══ DATA EXTRACTS

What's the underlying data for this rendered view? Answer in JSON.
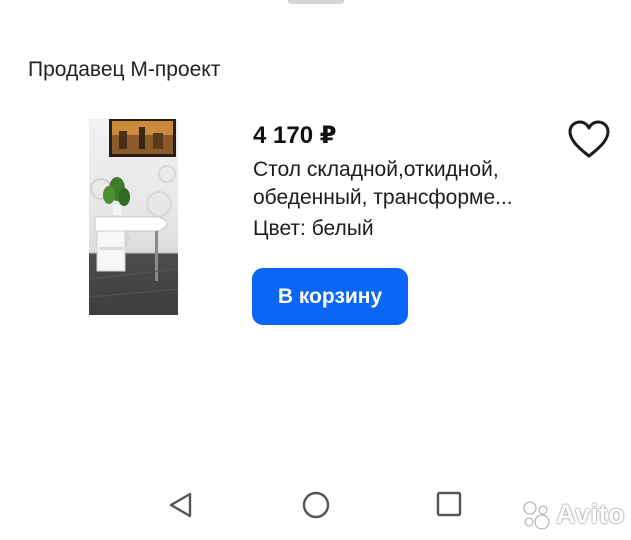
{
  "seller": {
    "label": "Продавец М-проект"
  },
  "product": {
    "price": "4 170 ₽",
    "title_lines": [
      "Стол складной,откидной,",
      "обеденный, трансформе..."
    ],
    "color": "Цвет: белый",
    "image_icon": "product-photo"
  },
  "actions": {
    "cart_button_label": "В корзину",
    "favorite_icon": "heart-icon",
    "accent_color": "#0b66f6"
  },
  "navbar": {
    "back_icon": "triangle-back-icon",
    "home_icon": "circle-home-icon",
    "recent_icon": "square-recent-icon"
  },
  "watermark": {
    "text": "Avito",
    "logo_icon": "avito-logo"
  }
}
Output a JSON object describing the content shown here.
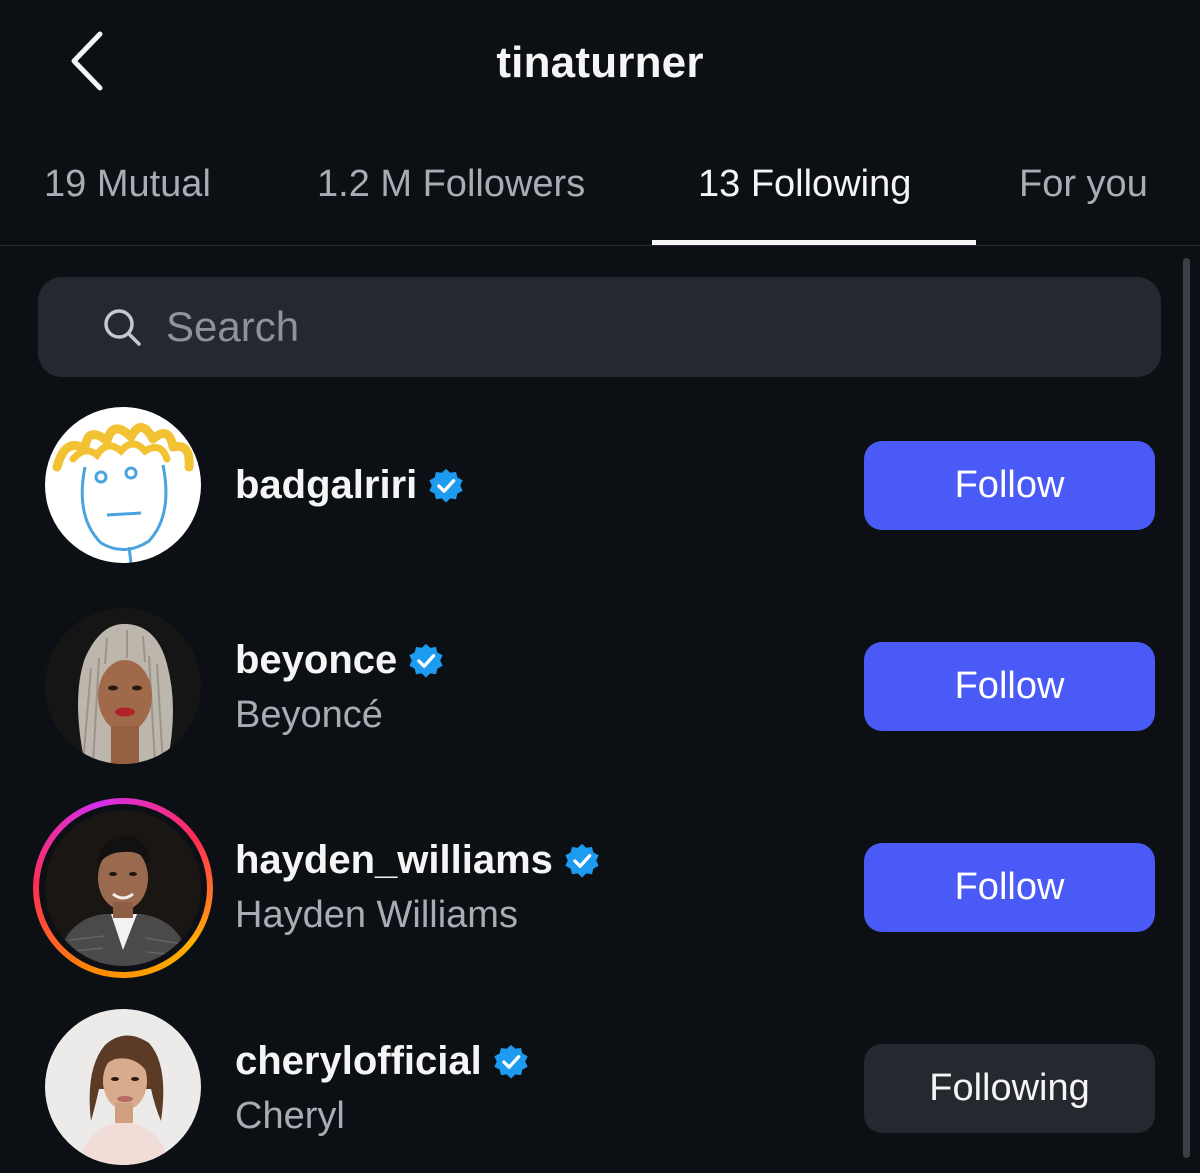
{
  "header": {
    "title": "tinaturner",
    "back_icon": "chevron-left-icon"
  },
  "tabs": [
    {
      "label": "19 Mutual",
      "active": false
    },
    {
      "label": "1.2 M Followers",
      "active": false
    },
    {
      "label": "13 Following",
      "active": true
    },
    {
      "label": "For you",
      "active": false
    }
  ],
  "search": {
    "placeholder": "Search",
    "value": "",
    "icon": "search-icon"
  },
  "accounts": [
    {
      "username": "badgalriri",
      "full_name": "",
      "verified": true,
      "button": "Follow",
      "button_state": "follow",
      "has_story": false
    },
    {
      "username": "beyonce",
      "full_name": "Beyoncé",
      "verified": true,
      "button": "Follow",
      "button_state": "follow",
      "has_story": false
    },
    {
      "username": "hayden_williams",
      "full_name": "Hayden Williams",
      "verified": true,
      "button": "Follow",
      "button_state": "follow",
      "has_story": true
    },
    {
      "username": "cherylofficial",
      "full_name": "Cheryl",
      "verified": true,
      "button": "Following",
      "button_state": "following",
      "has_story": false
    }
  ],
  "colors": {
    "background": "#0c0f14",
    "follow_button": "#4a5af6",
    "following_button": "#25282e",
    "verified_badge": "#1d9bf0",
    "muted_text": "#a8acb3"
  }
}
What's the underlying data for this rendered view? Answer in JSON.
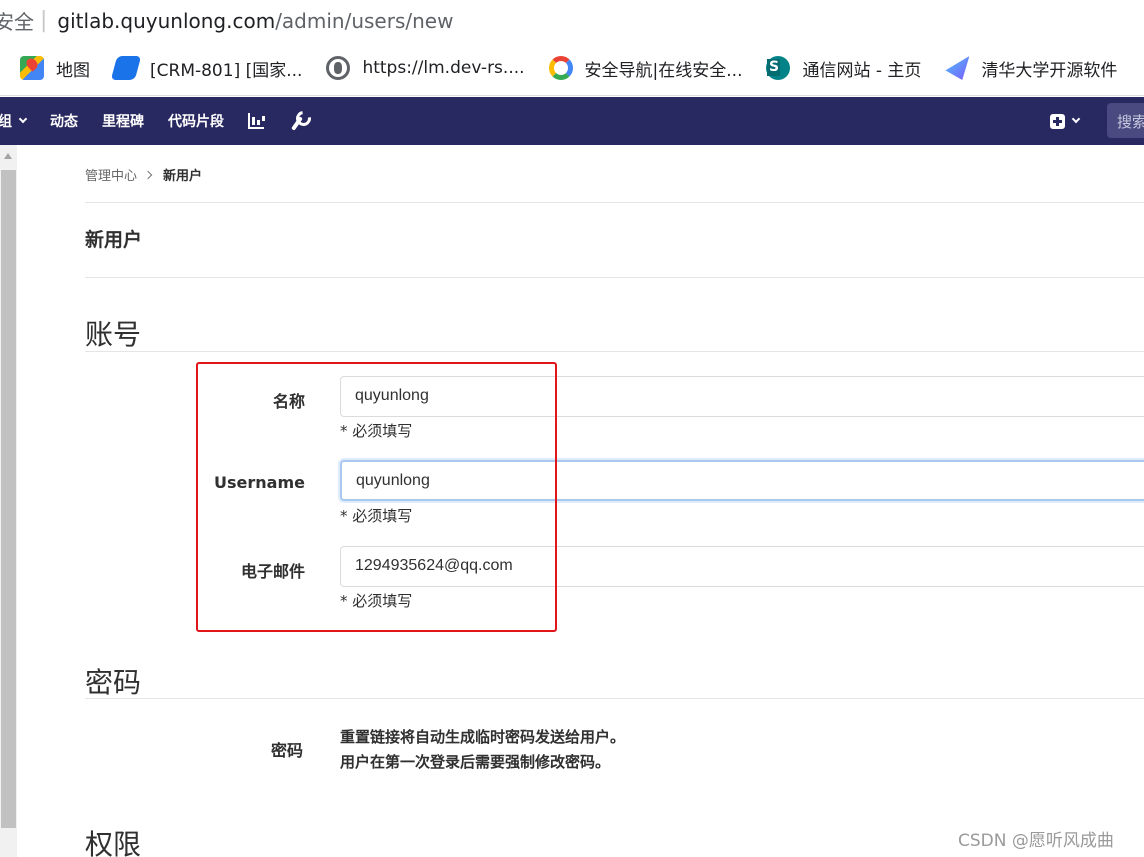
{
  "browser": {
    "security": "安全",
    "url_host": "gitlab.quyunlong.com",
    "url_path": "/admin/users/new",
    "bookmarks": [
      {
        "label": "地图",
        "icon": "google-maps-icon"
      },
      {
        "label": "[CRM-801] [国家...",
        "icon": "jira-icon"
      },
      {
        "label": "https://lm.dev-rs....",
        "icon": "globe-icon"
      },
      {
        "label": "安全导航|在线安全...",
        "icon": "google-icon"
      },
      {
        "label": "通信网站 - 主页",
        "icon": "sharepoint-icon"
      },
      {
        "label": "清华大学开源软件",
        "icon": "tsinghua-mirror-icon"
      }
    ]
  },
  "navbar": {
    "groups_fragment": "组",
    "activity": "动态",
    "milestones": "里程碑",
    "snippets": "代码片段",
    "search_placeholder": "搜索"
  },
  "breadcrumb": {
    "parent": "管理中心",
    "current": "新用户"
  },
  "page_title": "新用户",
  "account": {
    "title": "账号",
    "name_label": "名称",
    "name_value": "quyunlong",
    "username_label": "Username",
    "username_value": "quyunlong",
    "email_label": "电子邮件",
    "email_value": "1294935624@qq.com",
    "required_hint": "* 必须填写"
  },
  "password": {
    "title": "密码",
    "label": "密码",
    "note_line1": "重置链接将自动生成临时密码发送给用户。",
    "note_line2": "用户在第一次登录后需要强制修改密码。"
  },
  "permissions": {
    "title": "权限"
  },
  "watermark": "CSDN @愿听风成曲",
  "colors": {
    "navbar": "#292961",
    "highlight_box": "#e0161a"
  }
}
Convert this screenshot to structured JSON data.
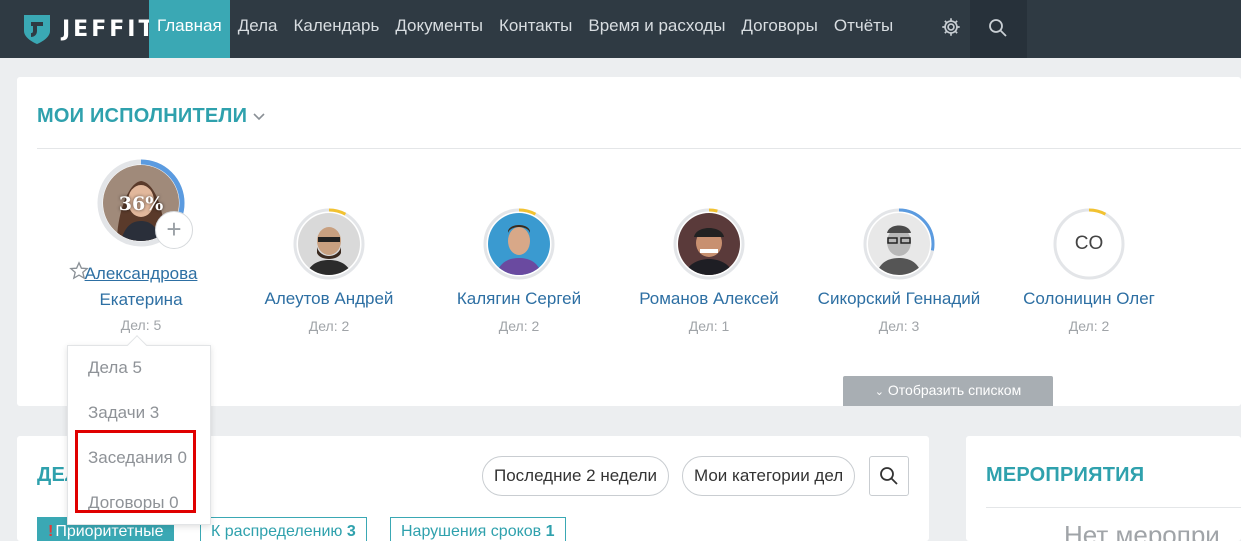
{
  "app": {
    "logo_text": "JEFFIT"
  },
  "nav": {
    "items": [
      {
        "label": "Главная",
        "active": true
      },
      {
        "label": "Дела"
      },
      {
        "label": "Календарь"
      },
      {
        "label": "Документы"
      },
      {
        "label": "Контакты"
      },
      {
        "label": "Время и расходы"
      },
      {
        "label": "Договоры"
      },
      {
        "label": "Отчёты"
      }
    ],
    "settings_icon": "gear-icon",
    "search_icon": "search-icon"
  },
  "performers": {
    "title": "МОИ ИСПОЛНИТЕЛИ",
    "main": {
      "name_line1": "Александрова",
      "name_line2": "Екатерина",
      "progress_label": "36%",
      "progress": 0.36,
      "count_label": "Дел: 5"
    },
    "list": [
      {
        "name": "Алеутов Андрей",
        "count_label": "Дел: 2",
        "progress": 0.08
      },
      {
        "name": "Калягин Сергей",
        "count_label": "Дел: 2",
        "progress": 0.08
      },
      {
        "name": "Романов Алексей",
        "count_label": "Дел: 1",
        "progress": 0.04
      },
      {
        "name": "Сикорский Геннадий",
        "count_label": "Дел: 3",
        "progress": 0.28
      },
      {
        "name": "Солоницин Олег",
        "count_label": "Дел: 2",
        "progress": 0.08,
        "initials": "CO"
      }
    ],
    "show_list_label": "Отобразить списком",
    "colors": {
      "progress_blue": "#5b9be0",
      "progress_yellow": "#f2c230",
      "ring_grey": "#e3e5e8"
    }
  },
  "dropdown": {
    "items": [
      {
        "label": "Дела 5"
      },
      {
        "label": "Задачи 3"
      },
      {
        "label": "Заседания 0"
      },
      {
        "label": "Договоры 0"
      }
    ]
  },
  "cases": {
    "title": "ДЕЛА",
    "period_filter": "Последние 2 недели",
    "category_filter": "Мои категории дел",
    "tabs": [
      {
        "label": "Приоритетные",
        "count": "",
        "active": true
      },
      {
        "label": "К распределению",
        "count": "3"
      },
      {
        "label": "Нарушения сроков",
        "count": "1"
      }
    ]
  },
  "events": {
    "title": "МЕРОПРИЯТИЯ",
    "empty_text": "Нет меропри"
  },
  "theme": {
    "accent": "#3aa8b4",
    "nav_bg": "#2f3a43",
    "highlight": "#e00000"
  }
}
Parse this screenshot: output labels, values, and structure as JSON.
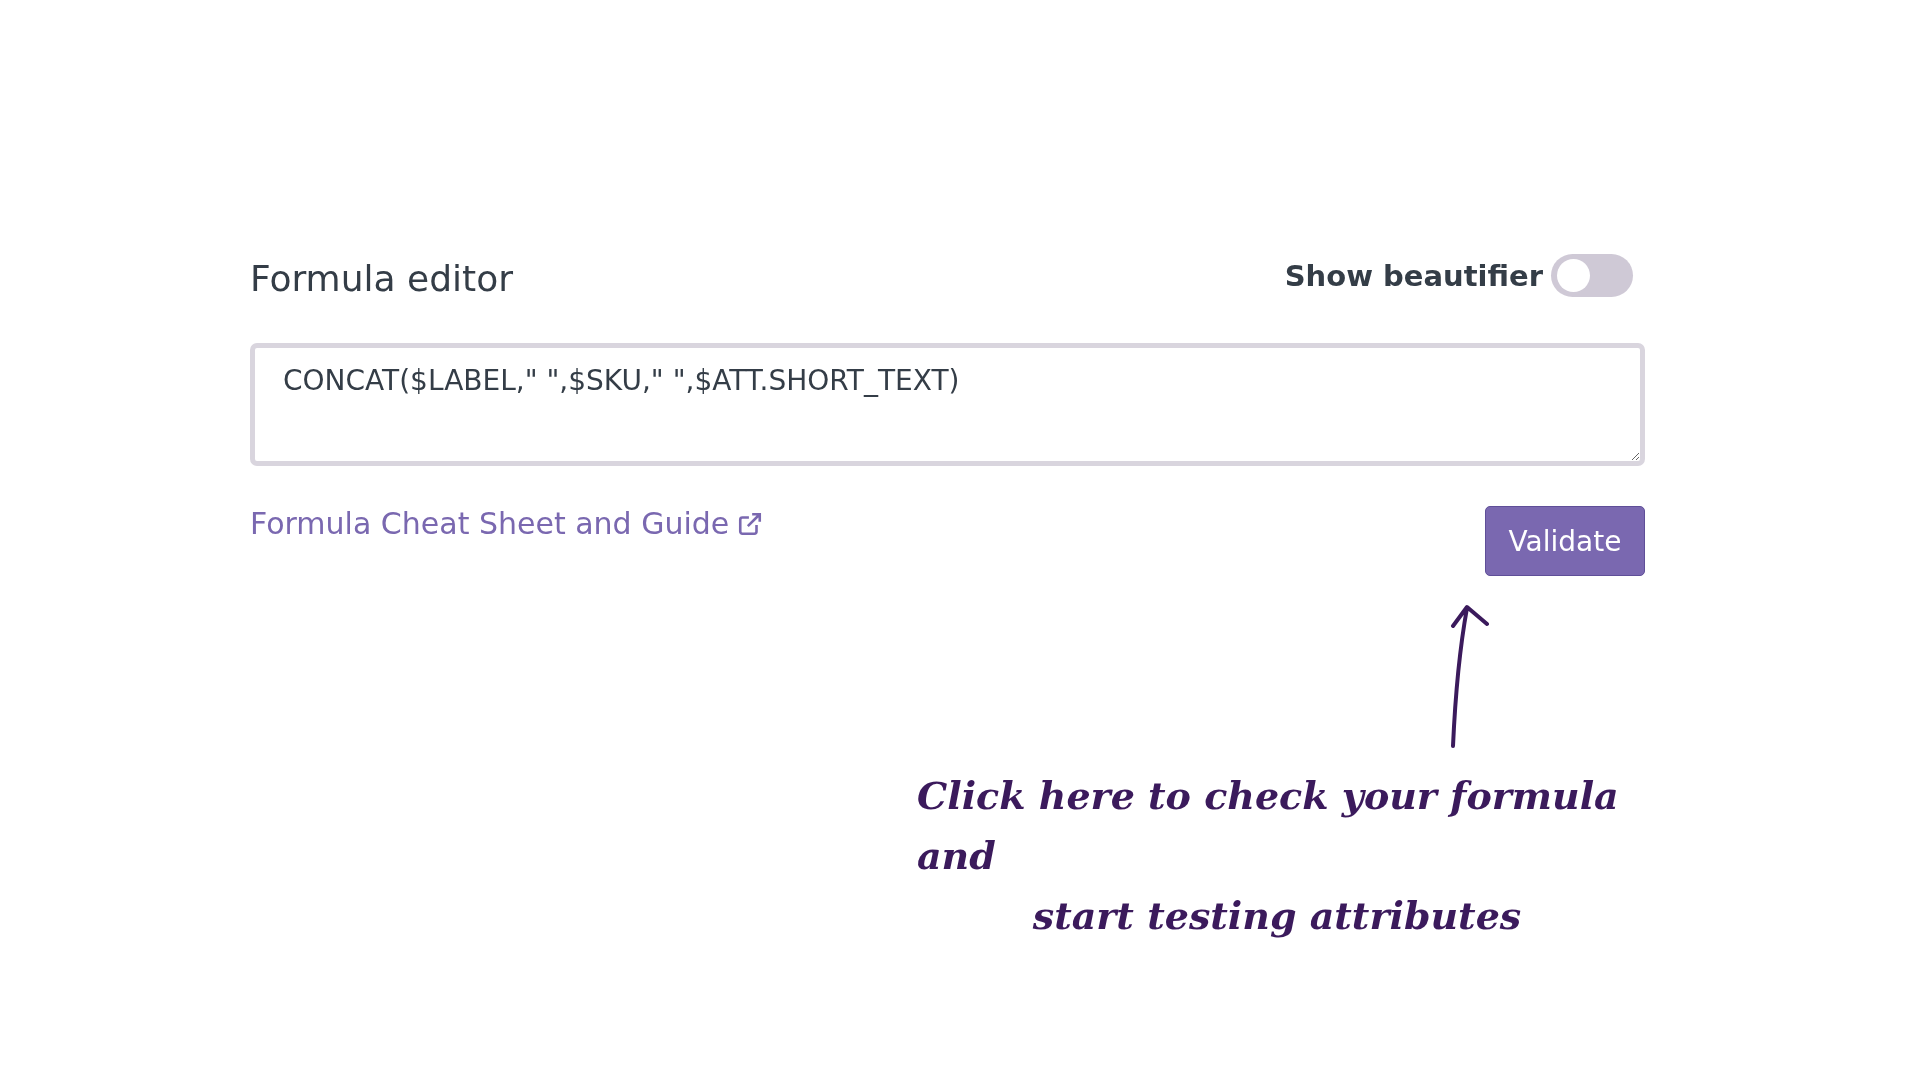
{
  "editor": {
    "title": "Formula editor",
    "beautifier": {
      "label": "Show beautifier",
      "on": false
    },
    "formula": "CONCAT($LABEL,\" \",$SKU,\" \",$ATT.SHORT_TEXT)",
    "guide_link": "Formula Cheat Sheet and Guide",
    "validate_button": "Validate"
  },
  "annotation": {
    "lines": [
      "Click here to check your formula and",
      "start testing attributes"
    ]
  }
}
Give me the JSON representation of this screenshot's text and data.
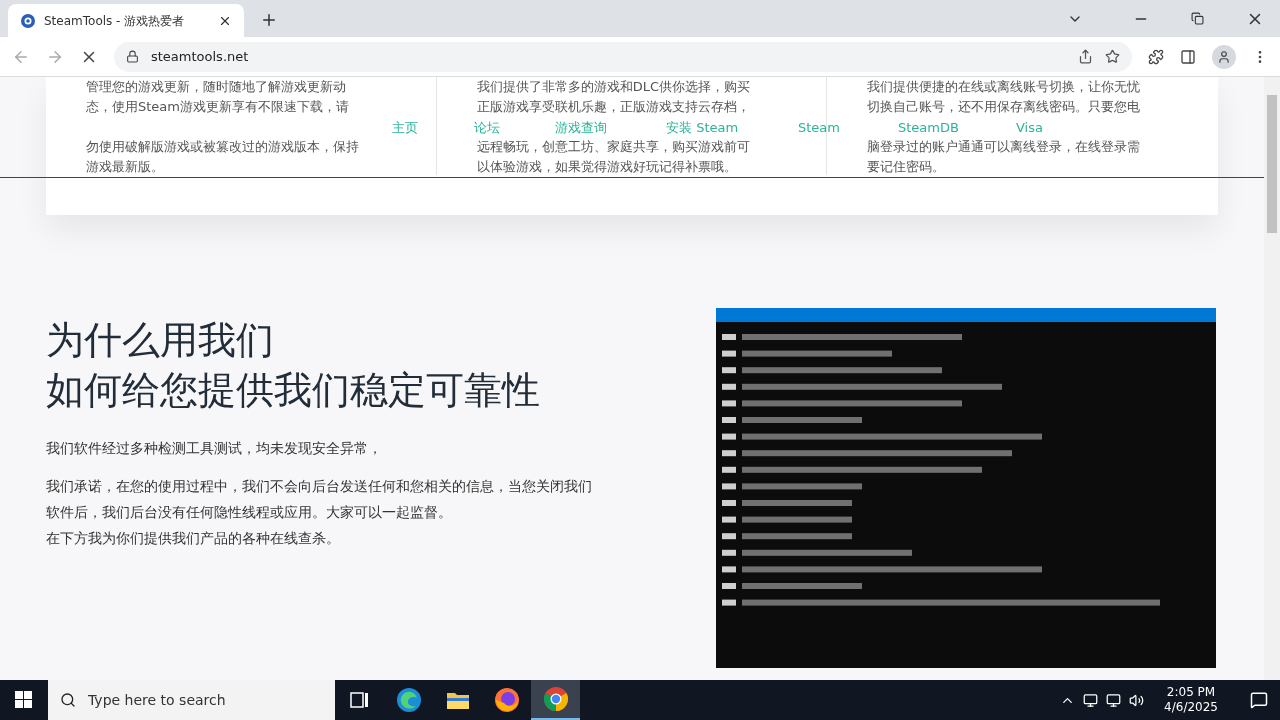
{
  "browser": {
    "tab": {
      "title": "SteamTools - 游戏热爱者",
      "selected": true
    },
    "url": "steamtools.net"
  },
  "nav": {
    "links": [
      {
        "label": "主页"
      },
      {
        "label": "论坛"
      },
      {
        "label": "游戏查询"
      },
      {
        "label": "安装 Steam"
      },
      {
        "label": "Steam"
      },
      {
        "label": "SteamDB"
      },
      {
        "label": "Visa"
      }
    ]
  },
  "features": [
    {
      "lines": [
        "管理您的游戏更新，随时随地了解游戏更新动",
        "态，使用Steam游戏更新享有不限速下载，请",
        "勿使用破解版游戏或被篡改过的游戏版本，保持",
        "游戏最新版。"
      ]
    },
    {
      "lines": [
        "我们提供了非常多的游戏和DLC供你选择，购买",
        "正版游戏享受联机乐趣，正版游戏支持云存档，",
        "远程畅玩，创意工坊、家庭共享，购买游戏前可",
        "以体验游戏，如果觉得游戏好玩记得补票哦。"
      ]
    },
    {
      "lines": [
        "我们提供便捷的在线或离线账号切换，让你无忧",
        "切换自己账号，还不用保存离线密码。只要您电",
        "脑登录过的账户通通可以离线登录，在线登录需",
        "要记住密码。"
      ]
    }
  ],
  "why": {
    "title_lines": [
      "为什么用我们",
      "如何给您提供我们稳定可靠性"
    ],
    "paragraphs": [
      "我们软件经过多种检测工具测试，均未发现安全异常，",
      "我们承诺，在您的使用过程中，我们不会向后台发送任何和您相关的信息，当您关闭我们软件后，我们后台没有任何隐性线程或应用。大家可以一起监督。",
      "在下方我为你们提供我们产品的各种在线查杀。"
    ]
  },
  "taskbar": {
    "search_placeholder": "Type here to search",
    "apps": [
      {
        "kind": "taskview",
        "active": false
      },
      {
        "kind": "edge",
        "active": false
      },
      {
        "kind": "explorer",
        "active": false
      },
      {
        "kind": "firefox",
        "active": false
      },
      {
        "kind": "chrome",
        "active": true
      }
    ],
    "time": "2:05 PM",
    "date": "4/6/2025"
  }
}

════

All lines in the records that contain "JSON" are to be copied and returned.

What's the underlying data for this rendered view? Answer in JSON.
Output a JSON object describing the content shown here.
What's the underlying data for this rendered view? Answer in JSON.
Convert this screenshot to structured JSON data.
Parse this screenshot: output labels, values, and structure as JSON.
Give me the JSON representation of this screenshot's text and data.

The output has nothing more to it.